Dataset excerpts
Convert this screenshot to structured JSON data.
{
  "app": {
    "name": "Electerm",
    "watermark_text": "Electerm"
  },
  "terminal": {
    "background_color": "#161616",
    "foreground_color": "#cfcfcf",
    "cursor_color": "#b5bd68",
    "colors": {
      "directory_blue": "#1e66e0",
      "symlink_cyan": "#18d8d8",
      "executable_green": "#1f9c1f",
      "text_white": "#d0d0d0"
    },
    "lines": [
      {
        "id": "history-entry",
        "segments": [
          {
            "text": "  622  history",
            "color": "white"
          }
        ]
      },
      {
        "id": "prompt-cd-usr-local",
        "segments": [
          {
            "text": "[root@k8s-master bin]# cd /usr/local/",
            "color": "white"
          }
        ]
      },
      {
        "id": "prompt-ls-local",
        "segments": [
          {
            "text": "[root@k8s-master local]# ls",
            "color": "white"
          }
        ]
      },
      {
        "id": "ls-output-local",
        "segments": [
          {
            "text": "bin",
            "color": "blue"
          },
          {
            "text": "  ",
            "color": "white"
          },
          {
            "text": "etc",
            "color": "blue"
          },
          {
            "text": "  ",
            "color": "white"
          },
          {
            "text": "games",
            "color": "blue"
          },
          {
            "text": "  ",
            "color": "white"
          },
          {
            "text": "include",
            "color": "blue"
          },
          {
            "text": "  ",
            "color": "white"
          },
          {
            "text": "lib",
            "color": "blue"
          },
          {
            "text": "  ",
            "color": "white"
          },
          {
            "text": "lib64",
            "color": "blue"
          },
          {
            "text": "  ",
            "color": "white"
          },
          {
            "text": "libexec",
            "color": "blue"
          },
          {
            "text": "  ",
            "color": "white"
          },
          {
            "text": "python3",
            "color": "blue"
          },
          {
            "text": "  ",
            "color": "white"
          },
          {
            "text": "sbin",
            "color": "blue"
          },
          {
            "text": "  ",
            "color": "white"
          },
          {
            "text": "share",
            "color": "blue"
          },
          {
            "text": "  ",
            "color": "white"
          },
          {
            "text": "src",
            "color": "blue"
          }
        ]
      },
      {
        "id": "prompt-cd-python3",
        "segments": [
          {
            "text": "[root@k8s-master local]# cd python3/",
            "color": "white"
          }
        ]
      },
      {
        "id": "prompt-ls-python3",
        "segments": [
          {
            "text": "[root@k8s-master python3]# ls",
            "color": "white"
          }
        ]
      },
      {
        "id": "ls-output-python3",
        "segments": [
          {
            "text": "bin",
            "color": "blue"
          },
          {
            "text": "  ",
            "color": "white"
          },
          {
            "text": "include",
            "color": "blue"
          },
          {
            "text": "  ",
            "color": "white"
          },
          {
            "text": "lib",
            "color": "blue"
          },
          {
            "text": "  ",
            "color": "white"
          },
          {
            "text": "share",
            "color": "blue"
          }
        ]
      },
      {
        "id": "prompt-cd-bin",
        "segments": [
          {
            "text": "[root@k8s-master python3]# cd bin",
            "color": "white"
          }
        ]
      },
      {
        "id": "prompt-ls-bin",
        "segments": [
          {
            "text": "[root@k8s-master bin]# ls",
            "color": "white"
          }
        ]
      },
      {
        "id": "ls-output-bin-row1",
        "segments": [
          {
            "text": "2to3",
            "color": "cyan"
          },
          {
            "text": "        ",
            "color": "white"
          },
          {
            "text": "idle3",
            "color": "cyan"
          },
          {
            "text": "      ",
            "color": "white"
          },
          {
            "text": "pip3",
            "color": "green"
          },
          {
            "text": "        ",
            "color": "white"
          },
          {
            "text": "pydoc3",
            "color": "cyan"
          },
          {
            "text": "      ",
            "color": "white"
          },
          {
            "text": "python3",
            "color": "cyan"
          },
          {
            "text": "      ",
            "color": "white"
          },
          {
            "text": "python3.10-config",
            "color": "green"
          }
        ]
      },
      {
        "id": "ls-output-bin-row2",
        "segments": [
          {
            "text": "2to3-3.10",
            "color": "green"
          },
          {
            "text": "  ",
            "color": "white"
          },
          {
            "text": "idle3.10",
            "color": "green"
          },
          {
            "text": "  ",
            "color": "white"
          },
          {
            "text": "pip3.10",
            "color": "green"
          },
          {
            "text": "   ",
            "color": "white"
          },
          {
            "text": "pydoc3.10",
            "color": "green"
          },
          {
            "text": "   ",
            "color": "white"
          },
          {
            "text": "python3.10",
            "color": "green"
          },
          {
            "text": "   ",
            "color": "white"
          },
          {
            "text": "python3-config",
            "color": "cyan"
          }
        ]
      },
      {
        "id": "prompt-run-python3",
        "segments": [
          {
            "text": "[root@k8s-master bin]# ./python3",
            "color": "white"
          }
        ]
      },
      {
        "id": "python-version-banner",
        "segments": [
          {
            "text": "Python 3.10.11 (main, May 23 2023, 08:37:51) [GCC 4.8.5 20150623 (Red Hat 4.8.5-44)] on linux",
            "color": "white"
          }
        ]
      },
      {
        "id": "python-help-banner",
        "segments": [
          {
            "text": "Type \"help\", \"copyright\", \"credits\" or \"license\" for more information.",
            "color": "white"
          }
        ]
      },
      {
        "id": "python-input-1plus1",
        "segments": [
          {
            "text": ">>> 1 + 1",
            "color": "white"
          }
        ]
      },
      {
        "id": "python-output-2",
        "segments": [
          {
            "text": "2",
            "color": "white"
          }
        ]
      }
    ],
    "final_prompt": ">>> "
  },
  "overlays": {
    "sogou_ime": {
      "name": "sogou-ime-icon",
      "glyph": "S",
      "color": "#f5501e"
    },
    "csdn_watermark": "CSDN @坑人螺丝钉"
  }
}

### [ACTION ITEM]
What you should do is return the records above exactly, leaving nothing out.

### [ANSWER TO THE EXERCISE]
Convert this screenshot to structured JSON data.
{
  "app": {
    "name": "Electerm",
    "watermark_text": "Electerm"
  },
  "terminal": {
    "background_color": "#161616",
    "foreground_color": "#cfcfcf",
    "cursor_color": "#b5bd68",
    "colors": {
      "directory_blue": "#1e66e0",
      "symlink_cyan": "#18d8d8",
      "executable_green": "#1f9c1f",
      "text_white": "#d0d0d0"
    },
    "lines": [
      {
        "id": "history-entry",
        "segments": [
          {
            "text": "  622  history",
            "color": "white"
          }
        ]
      },
      {
        "id": "prompt-cd-usr-local",
        "segments": [
          {
            "text": "[root@k8s-master bin]# cd /usr/local/",
            "color": "white"
          }
        ]
      },
      {
        "id": "prompt-ls-local",
        "segments": [
          {
            "text": "[root@k8s-master local]# ls",
            "color": "white"
          }
        ]
      },
      {
        "id": "ls-output-local",
        "segments": [
          {
            "text": "bin",
            "color": "blue"
          },
          {
            "text": "  ",
            "color": "white"
          },
          {
            "text": "etc",
            "color": "blue"
          },
          {
            "text": "  ",
            "color": "white"
          },
          {
            "text": "games",
            "color": "blue"
          },
          {
            "text": "  ",
            "color": "white"
          },
          {
            "text": "include",
            "color": "blue"
          },
          {
            "text": "  ",
            "color": "white"
          },
          {
            "text": "lib",
            "color": "blue"
          },
          {
            "text": "  ",
            "color": "white"
          },
          {
            "text": "lib64",
            "color": "blue"
          },
          {
            "text": "  ",
            "color": "white"
          },
          {
            "text": "libexec",
            "color": "blue"
          },
          {
            "text": "  ",
            "color": "white"
          },
          {
            "text": "python3",
            "color": "blue"
          },
          {
            "text": "  ",
            "color": "white"
          },
          {
            "text": "sbin",
            "color": "blue"
          },
          {
            "text": "  ",
            "color": "white"
          },
          {
            "text": "share",
            "color": "blue"
          },
          {
            "text": "  ",
            "color": "white"
          },
          {
            "text": "src",
            "color": "blue"
          }
        ]
      },
      {
        "id": "prompt-cd-python3",
        "segments": [
          {
            "text": "[root@k8s-master local]# cd python3/",
            "color": "white"
          }
        ]
      },
      {
        "id": "prompt-ls-python3",
        "segments": [
          {
            "text": "[root@k8s-master python3]# ls",
            "color": "white"
          }
        ]
      },
      {
        "id": "ls-output-python3",
        "segments": [
          {
            "text": "bin",
            "color": "blue"
          },
          {
            "text": "  ",
            "color": "white"
          },
          {
            "text": "include",
            "color": "blue"
          },
          {
            "text": "  ",
            "color": "white"
          },
          {
            "text": "lib",
            "color": "blue"
          },
          {
            "text": "  ",
            "color": "white"
          },
          {
            "text": "share",
            "color": "blue"
          }
        ]
      },
      {
        "id": "prompt-cd-bin",
        "segments": [
          {
            "text": "[root@k8s-master python3]# cd bin",
            "color": "white"
          }
        ]
      },
      {
        "id": "prompt-ls-bin",
        "segments": [
          {
            "text": "[root@k8s-master bin]# ls",
            "color": "white"
          }
        ]
      },
      {
        "id": "ls-output-bin-row1",
        "segments": [
          {
            "text": "2to3",
            "color": "cyan"
          },
          {
            "text": "        ",
            "color": "white"
          },
          {
            "text": "idle3",
            "color": "cyan"
          },
          {
            "text": "      ",
            "color": "white"
          },
          {
            "text": "pip3",
            "color": "green"
          },
          {
            "text": "        ",
            "color": "white"
          },
          {
            "text": "pydoc3",
            "color": "cyan"
          },
          {
            "text": "      ",
            "color": "white"
          },
          {
            "text": "python3",
            "color": "cyan"
          },
          {
            "text": "      ",
            "color": "white"
          },
          {
            "text": "python3.10-config",
            "color": "green"
          }
        ]
      },
      {
        "id": "ls-output-bin-row2",
        "segments": [
          {
            "text": "2to3-3.10",
            "color": "green"
          },
          {
            "text": "  ",
            "color": "white"
          },
          {
            "text": "idle3.10",
            "color": "green"
          },
          {
            "text": "  ",
            "color": "white"
          },
          {
            "text": "pip3.10",
            "color": "green"
          },
          {
            "text": "   ",
            "color": "white"
          },
          {
            "text": "pydoc3.10",
            "color": "green"
          },
          {
            "text": "   ",
            "color": "white"
          },
          {
            "text": "python3.10",
            "color": "green"
          },
          {
            "text": "   ",
            "color": "white"
          },
          {
            "text": "python3-config",
            "color": "cyan"
          }
        ]
      },
      {
        "id": "prompt-run-python3",
        "segments": [
          {
            "text": "[root@k8s-master bin]# ./python3",
            "color": "white"
          }
        ]
      },
      {
        "id": "python-version-banner",
        "segments": [
          {
            "text": "Python 3.10.11 (main, May 23 2023, 08:37:51) [GCC 4.8.5 20150623 (Red Hat 4.8.5-44)] on linux",
            "color": "white"
          }
        ]
      },
      {
        "id": "python-help-banner",
        "segments": [
          {
            "text": "Type \"help\", \"copyright\", \"credits\" or \"license\" for more information.",
            "color": "white"
          }
        ]
      },
      {
        "id": "python-input-1plus1",
        "segments": [
          {
            "text": ">>> 1 + 1",
            "color": "white"
          }
        ]
      },
      {
        "id": "python-output-2",
        "segments": [
          {
            "text": "2",
            "color": "white"
          }
        ]
      }
    ],
    "final_prompt": ">>> "
  },
  "overlays": {
    "sogou_ime": {
      "name": "sogou-ime-icon",
      "glyph": "S",
      "color": "#f5501e"
    },
    "csdn_watermark": "CSDN @坑人螺丝钉"
  }
}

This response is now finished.